━━━ Working data

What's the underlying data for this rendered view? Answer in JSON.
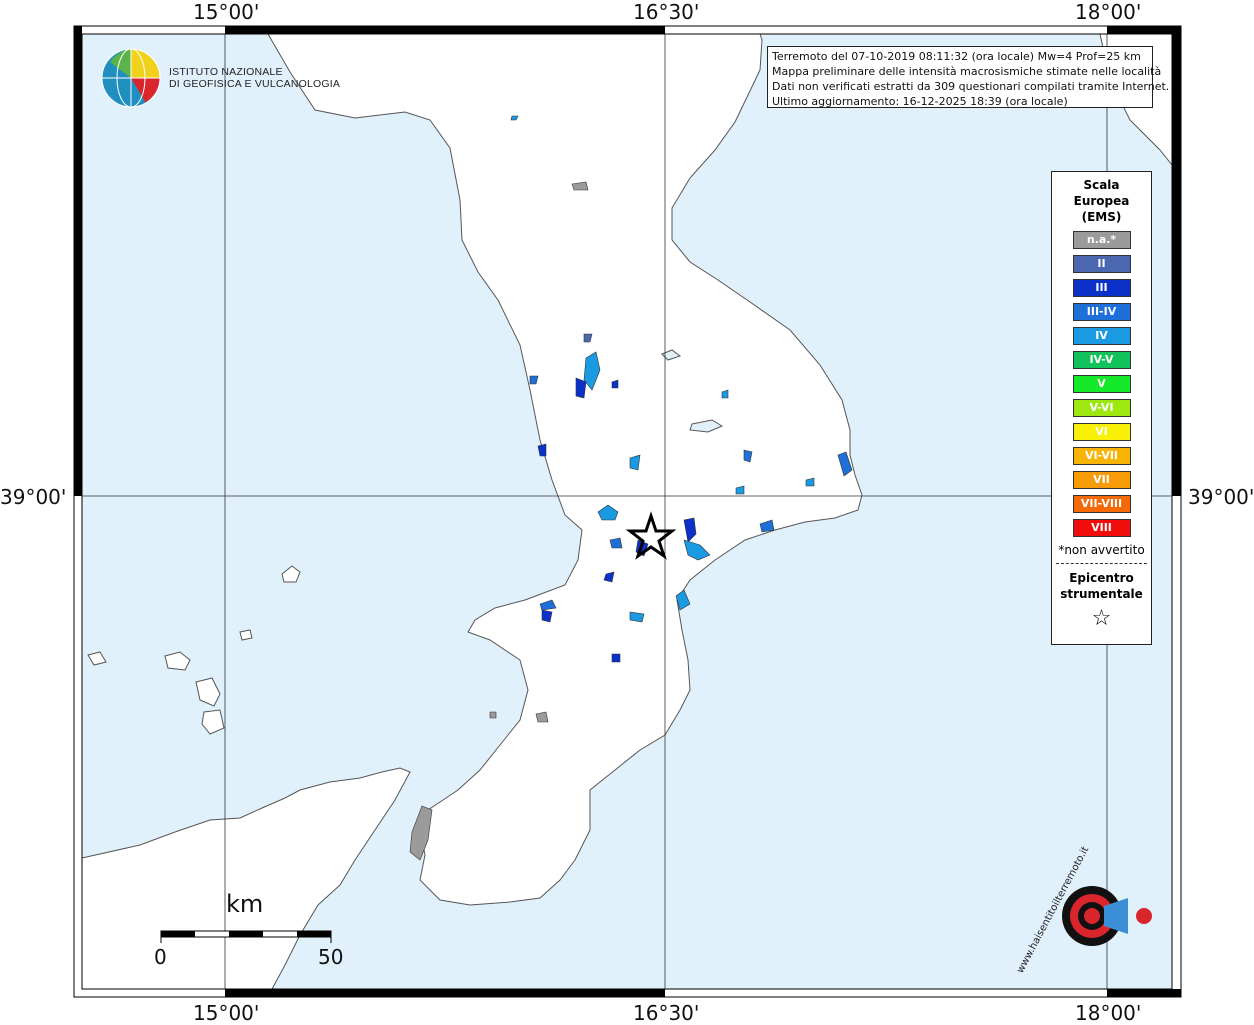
{
  "colors": {
    "sea": "#e1f1fc",
    "land": "#ffffff",
    "na": "#9b9b9b",
    "II": "#4a67b0",
    "III": "#0b31c9",
    "III-IV": "#1e6fd8",
    "IV": "#1a9ae2",
    "IV-V": "#12c25b",
    "V": "#14e92a",
    "V-VI": "#9ee812",
    "VI": "#f8f007",
    "VI-VII": "#f8b508",
    "VII": "#f89b08",
    "VII-VIII": "#f56a06",
    "VIII": "#f20d0d"
  },
  "axes": {
    "top_ticks": [
      "15°00'",
      "16°30'",
      "18°00'"
    ],
    "bottom_ticks": [
      "15°00'",
      "16°30'",
      "18°00'"
    ],
    "left_ticks": [
      "39°00'"
    ],
    "right_ticks": [
      "39°00'"
    ]
  },
  "info_box": {
    "line1": "Terremoto del 07-10-2019 08:11:32 (ora locale) Mw=4 Prof=25 km",
    "line2": "Mappa preliminare delle intensità macrosismiche stimate nelle località",
    "line3": "Dati non verificati estratti da 309 questionari compilati tramite Internet.",
    "line4": "Ultimo aggiornamento: 16-12-2025 18:39 (ora locale)"
  },
  "ingv": {
    "line1": "ISTITUTO NAZIONALE",
    "line2": "DI GEOFISICA E VULCANOLOGIA"
  },
  "legend": {
    "title_line1": "Scala",
    "title_line2": "Europea",
    "title_line3": "(EMS)",
    "items": [
      {
        "label": "n.a.*",
        "color_key": "na"
      },
      {
        "label": "II",
        "color_key": "II"
      },
      {
        "label": "III",
        "color_key": "III"
      },
      {
        "label": "III-IV",
        "color_key": "III-IV"
      },
      {
        "label": "IV",
        "color_key": "IV"
      },
      {
        "label": "IV-V",
        "color_key": "IV-V"
      },
      {
        "label": "V",
        "color_key": "V"
      },
      {
        "label": "V-VI",
        "color_key": "V-VI"
      },
      {
        "label": "VI",
        "color_key": "VI"
      },
      {
        "label": "VI-VII",
        "color_key": "VI-VII"
      },
      {
        "label": "VII",
        "color_key": "VII"
      },
      {
        "label": "VII-VIII",
        "color_key": "VII-VIII"
      },
      {
        "label": "VIII",
        "color_key": "VIII"
      }
    ],
    "note": "*non avvertito",
    "epicenter_line1": "Epicentro",
    "epicenter_line2": "strumentale",
    "epicenter_symbol": "☆"
  },
  "scale_bar": {
    "unit": "km",
    "start": "0",
    "end": "50"
  },
  "hsit_logo": {
    "text": "www.haisentitoilterremoto.it"
  }
}
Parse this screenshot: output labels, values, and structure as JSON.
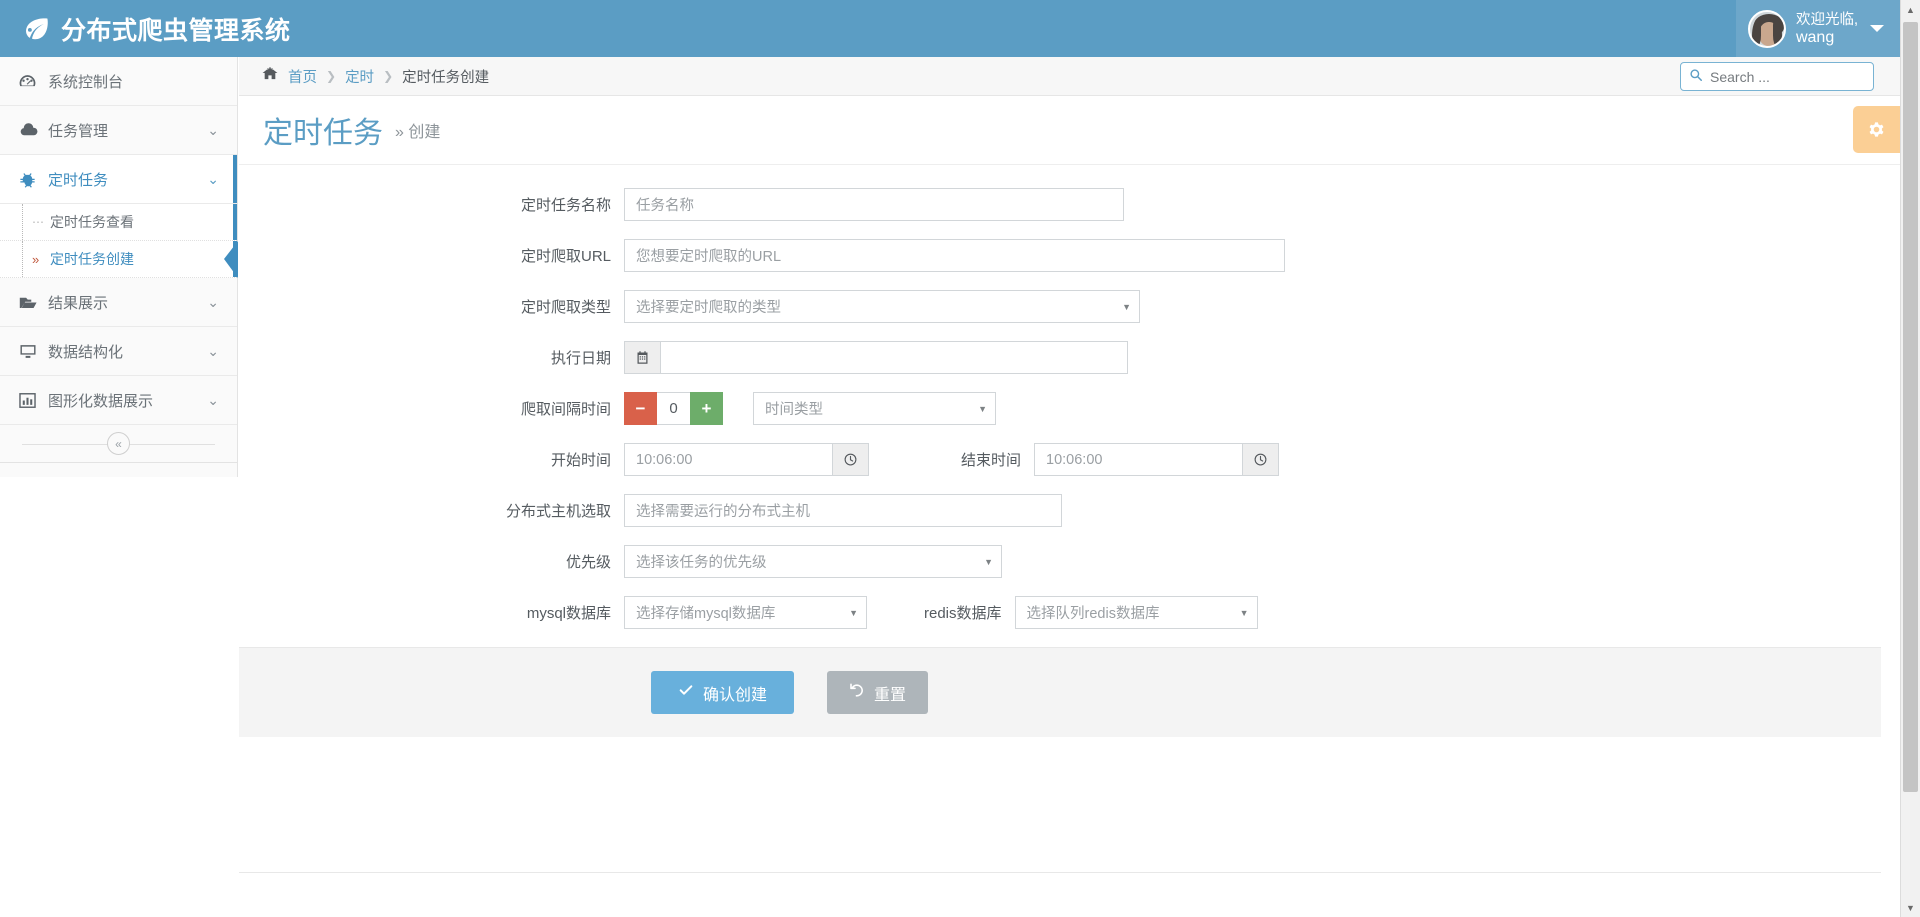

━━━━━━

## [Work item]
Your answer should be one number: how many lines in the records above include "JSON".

## [Answer section]
2